After forcing their way through a Partnership checkpoint, Roman, Fet, and Quinlan are loading up to cross the Brooklyn Bridge, which proves to be unnecessary as they watch all of the bridges that would connect them to the city get blown up by Sanjay, Eichhorst, and The Master. Before he can go, Sanjay must fulfill one more duty: taking the silver grill out of new strigoi Cream’s mouth. Not the most glamorous job for the newly promoted man.
Now, back to more heart-to-heart convos between Eph and Setrakian. As Dutch eavesdrops from nearby, it’s confession time for Eph, who tells the professor about Zach setting off the nuke. “This is what The Master does to those that defy him,” says Setrakian. “This is the price that we pay. But you must not let this weaken your resolve.” Then, maybe as repayment for those inspirational words, Eph heads across town to make a new batch of the formula for Setrakian. Dutch comes along and reveals that she heard what happened with Zach. “You’re back and and that’s all that matters,” she tells him. Do I smell a possible reconciliation?
Well, that road just got a little easier considering what’s about to happen to Eph’s current possible love interest. When Alex goes to check on Setrakian, it leads to an epiphany for the professor, but before we find out about that big piece of information, Eichhorst and strigoi Cream interrupt. Sadly, Alex is quickly disposed of by Cream. R.I.P., Alex; you were a solid addition to an underwhelming string of episodes.
“It’s over,” declares Eichhorst, even though, he should be more selective with that phrase since he said it to Setrakian two episodes ago and it didn’t end up being over. Declaring, “He belongs to me,” Eichhorst stops his new toy Cream from killing his rival so Eichhorst can get in a little more taunting, which backfires when Gus and Raul come in to save the day.
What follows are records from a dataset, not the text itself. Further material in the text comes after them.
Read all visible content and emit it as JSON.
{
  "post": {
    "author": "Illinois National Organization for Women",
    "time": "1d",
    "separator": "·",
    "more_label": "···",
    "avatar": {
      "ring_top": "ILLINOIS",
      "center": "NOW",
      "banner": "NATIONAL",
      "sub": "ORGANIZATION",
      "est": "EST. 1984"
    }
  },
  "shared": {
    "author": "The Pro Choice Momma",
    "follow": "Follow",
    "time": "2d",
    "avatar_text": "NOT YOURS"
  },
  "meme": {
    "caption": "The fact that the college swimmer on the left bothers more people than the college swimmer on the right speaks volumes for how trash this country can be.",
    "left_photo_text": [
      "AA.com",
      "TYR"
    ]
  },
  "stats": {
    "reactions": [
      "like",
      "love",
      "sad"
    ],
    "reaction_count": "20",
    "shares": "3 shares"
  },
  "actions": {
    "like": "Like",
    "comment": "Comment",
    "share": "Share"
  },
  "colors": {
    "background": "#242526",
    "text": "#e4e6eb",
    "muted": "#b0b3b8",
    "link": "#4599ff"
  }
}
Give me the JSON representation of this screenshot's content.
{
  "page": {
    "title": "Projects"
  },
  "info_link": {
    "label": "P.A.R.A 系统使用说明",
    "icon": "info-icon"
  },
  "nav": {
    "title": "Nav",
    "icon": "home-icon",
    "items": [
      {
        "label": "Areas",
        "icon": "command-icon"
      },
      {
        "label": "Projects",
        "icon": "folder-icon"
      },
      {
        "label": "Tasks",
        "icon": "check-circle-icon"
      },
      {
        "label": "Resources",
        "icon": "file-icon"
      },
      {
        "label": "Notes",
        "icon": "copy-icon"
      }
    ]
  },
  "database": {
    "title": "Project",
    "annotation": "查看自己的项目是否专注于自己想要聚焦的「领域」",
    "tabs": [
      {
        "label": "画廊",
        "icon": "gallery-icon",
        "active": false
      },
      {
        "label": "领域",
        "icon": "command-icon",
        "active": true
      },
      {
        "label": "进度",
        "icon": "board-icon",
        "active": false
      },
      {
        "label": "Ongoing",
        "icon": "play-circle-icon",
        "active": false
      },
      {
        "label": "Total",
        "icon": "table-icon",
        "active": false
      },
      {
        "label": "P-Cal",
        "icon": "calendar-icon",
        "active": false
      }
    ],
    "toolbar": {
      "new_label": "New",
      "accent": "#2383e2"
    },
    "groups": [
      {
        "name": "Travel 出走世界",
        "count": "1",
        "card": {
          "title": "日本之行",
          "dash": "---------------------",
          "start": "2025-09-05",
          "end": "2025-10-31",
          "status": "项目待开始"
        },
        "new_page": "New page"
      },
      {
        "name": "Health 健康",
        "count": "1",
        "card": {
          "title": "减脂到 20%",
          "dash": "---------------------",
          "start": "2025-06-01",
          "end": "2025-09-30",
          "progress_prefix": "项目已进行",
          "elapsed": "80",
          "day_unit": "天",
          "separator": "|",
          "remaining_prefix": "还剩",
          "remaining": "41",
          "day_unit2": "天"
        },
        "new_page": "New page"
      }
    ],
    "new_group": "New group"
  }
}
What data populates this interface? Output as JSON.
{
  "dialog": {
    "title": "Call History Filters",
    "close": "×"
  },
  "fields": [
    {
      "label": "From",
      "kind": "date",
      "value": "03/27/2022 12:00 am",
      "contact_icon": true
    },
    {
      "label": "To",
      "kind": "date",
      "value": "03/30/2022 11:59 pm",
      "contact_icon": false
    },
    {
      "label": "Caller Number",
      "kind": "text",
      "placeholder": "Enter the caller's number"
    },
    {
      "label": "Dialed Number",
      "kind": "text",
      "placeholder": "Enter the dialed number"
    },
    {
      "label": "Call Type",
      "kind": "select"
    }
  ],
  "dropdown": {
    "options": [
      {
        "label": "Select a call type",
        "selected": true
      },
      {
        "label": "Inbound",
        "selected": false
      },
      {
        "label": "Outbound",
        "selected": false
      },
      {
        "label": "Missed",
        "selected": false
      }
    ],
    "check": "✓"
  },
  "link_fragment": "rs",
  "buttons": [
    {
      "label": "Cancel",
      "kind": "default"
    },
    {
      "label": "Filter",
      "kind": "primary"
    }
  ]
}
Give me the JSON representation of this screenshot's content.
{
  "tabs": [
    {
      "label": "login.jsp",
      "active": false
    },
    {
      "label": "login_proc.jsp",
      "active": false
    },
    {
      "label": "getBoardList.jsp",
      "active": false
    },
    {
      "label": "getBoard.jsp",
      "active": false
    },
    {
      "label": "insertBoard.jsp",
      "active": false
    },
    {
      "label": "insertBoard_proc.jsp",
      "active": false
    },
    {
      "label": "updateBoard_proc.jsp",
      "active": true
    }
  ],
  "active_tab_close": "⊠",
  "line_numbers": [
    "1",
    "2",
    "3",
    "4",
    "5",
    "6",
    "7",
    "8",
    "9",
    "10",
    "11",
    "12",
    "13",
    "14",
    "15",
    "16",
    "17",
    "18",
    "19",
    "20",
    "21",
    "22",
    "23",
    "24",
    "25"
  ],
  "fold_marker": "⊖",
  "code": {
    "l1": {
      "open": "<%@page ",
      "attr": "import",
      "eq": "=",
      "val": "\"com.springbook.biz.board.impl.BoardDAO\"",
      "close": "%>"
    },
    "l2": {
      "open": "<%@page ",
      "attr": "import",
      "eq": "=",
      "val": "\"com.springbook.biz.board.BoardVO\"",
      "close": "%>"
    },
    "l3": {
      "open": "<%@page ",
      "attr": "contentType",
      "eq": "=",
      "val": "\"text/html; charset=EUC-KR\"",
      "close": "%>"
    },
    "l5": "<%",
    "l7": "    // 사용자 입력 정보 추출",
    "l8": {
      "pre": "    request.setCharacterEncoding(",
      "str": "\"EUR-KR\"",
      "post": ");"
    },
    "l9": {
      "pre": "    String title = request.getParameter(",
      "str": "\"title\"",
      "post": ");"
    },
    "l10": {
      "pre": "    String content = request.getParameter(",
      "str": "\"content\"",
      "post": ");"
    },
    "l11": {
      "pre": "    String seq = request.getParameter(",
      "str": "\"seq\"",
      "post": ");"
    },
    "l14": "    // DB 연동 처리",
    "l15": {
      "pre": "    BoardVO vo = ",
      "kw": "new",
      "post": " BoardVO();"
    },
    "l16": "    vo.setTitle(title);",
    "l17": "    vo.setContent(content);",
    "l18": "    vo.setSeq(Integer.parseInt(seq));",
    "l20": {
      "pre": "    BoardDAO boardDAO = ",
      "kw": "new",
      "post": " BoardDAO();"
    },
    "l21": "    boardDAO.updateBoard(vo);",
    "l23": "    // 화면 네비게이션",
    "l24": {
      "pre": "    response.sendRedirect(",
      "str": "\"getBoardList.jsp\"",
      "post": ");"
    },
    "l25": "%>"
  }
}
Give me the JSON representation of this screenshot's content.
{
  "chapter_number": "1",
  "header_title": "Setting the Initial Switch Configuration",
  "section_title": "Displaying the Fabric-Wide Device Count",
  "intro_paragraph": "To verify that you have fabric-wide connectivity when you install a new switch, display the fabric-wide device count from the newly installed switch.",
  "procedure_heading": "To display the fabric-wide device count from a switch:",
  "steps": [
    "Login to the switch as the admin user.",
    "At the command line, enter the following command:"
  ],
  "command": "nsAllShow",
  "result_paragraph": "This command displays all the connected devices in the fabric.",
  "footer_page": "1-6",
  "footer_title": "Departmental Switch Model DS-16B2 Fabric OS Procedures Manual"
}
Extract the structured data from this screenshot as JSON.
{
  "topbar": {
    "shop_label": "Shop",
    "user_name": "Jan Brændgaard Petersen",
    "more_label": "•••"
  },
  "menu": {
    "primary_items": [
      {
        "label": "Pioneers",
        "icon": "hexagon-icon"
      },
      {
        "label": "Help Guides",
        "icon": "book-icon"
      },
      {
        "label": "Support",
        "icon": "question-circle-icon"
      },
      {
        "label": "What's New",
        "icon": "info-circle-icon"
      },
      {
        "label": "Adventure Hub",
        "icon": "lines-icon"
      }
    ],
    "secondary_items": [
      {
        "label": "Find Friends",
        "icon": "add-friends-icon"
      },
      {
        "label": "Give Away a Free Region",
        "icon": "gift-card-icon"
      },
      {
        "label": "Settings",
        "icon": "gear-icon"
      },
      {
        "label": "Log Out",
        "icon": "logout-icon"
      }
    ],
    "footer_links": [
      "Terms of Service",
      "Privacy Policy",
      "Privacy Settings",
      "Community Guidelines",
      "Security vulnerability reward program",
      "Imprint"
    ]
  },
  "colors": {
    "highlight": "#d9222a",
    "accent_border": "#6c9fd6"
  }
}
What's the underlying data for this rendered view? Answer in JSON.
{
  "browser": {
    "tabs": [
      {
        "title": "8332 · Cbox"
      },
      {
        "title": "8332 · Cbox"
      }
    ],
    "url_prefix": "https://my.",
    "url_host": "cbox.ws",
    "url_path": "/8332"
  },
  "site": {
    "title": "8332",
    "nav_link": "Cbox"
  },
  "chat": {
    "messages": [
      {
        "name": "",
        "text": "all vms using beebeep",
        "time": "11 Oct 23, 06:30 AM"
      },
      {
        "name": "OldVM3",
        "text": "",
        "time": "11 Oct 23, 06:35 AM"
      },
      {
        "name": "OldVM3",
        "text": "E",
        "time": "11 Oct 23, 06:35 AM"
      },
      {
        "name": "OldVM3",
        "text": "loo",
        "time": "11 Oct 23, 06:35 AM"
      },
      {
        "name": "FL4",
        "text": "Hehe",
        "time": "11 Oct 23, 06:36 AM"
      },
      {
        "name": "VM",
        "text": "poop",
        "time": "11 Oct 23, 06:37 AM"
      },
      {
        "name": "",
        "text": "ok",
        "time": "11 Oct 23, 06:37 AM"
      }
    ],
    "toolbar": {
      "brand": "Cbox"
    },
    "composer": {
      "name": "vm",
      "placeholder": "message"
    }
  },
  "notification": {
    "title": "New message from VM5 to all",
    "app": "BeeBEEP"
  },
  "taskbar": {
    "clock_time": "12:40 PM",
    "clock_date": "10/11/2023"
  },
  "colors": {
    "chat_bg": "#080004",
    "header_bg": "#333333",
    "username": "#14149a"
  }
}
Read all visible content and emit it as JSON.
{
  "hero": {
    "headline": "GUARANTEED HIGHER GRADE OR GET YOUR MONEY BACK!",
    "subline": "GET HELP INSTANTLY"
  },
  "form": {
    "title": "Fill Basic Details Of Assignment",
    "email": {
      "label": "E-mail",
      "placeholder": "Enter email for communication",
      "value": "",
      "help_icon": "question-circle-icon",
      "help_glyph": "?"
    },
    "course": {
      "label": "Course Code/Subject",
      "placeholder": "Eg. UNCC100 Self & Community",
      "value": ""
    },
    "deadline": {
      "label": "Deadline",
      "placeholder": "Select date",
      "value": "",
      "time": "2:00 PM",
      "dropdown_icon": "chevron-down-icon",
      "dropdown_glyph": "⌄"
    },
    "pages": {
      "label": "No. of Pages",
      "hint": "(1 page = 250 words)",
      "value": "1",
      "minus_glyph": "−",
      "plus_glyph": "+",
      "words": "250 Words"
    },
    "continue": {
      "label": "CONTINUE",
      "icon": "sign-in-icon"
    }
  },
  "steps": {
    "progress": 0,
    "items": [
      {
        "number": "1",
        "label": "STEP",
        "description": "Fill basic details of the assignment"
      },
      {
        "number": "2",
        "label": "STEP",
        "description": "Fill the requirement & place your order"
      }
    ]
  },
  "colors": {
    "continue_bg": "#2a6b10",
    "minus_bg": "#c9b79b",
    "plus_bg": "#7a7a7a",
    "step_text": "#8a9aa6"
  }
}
As Eichhorst runs off, the cousins go looking for him. Gus is ready to “settle up” with the vampire, considering it was Gus who unknowingly set The Master loose in New York City when he accepted a job from Eichhorst in the series premiere. His hope for revenge doesn’t look good as Eichhorst kills Raul, and Cream grabs Gus. But now, it’s Setrakian’s chance to save the day when he stabs his longtime enemy in the back.
Unfortunately, it’s not enough, and Eichhorst takes Setrakian by the neck, saying, “Admit it, A230385, you’ve always been curious about what’s on the other side.” He bites him, causing Setrakian to drop his medicine bottle, which the camera lingers on for way too long (you don’t need to hold our hand that much). Eichhorst falls, giving Gus the chance to kill Cream.
But as it turns out, Setrakian took a bottle full of those blood thinners, which means Eichhorst got poisoned when he sucked on his blood. Prepared to finally kill the man who has tortured him for 70-plus years, Setrakian summons The Master so he can see his right-hand man killed and to tell him, “You will see me as you die.” But those last words are meant for Eichhorst, as Setrakian announces, “My name is Abraham Setrakian, and you should know, I’m not a number anymore.” He cuts off Eichhorst’s head, to The Master’s great dismay.
What did you think? Am I overhyping how much of an improvement this was? Did this inspire more confidence for the final few episodes?